It’s ten past eight in the morning, and Isis and I are in the reception area of RSPCA Newbrook Farm. We’ve not been here for ten months because I’ve not been able to drive, it’s not on the bus route and it’s a sixteen mile round trip
As we leave the car, I remember earlier times when Isis refused to walk to the building and I had to allow at least twenty minutes to get her there from the car park. If I didn’t, I had to carry her for most of the way, or ring for permission to park in the disabled parking bay close to the building.
This morning she walks. She does hesitate now and again, but a few chin taps and reassuring pats move her forward.
On the way up the drive, I chat to a lady with a beagle cross. She is walking him around until his appointment time because there’s a cat in reception and, as she puts it, “He’s rather too fond of cats.”
Because she is registered here, Isis is able to see the vet today. Daisy will be a new client and I need to register her in person. While this is being done, Isis stands miserably by my side, tail between her legs and trembling visibly.
I am obliged to haul the reluctant canine the few feet to the seating area nearest to the consulting rooms.
But she doesn’t stop at the seats. Remembering the routine, she steps onto the scales and stands still until I let her know the job’s done. She’s still fourteen and a half kilos. That’s good.
A gentle lady vet whom we’ve seen before gives her a thorough health check and declares her a very fit dog.
Now for the nasty bit, Isis.
When I first took Isis to Newbrook, I suggested she wore a muzzle as she would certainly have attacked anyone who examined her. I don’t think she would bite a vet now, but cannot guarantee it.
She allows me to put the muzzle on her, and the vet confirms that the troublesome anal glands are very full indeed.
At first Isis is a very patient dog, but as the squeezing becomes firmer, she attempts to execute a few handstands, wriggling her bottom and kicking out her back legs. The vet, the veterinary nurse and I manage to bring her back to earth.

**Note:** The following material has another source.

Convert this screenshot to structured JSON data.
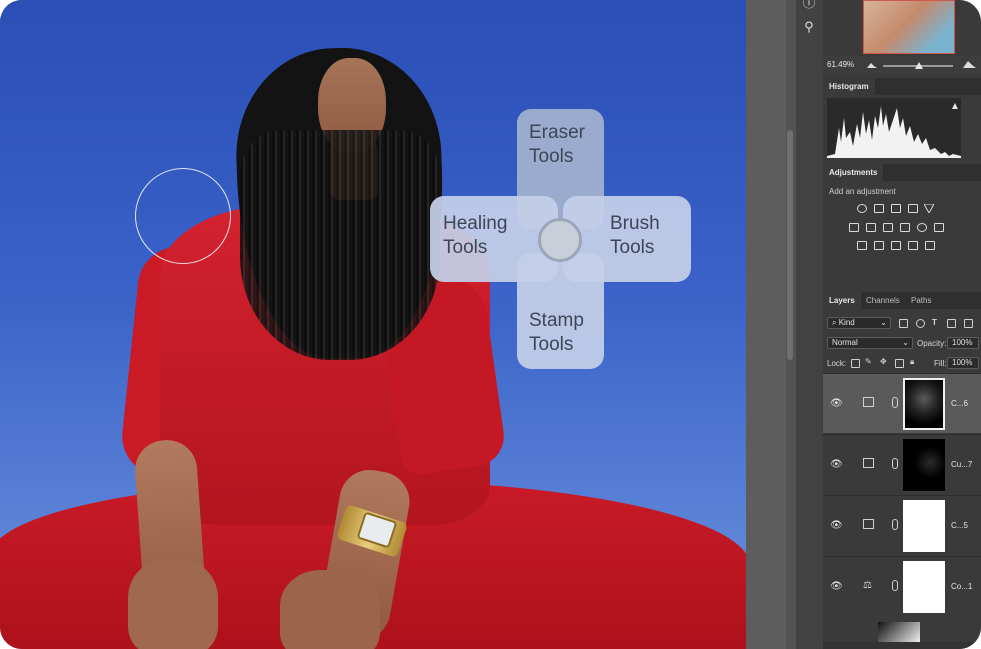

Once the evil deed is done, the trembling ceases and Hairy One’s tail resumes its normal posture.
I ask for a worming tablet and some more Primovax to be sure that no pesky invisible mites nibble her. At least we can try to make sure that there’s nothing physical behind her meltdowns.
She has been much calmer this week, except for diving at her tail and barbering off neat little fans of hair. She must, of course, have been very uncomfortable.
We return to the desk and book Daisy in for Thursday morning at nine o’clock.
That evening, I apply the Primovax to Hairy One’s neck. She stands still and resigns herself to her fate. Then she creeps off to her bed.
Thursday should be easier. Fortunately, Daisy is not one of those cats who shred one’s ears with continual high pitched yowling as you inch your way painfully (literally) through the rush hour traffic. When she is anxious, she becomes silent and immobile, except when the vet tips her from her carrier and she tries to hide up your sleeve or your jumper.
Ah, me. Another early morning for bed loving Human.
Isis came from the Aeza cat and dog rescue and adoption centre in Aljezur, Portugal. For information about adopting an animal from the centre, contact firstname.lastname@example.org or www.dogwatchuk.co.uk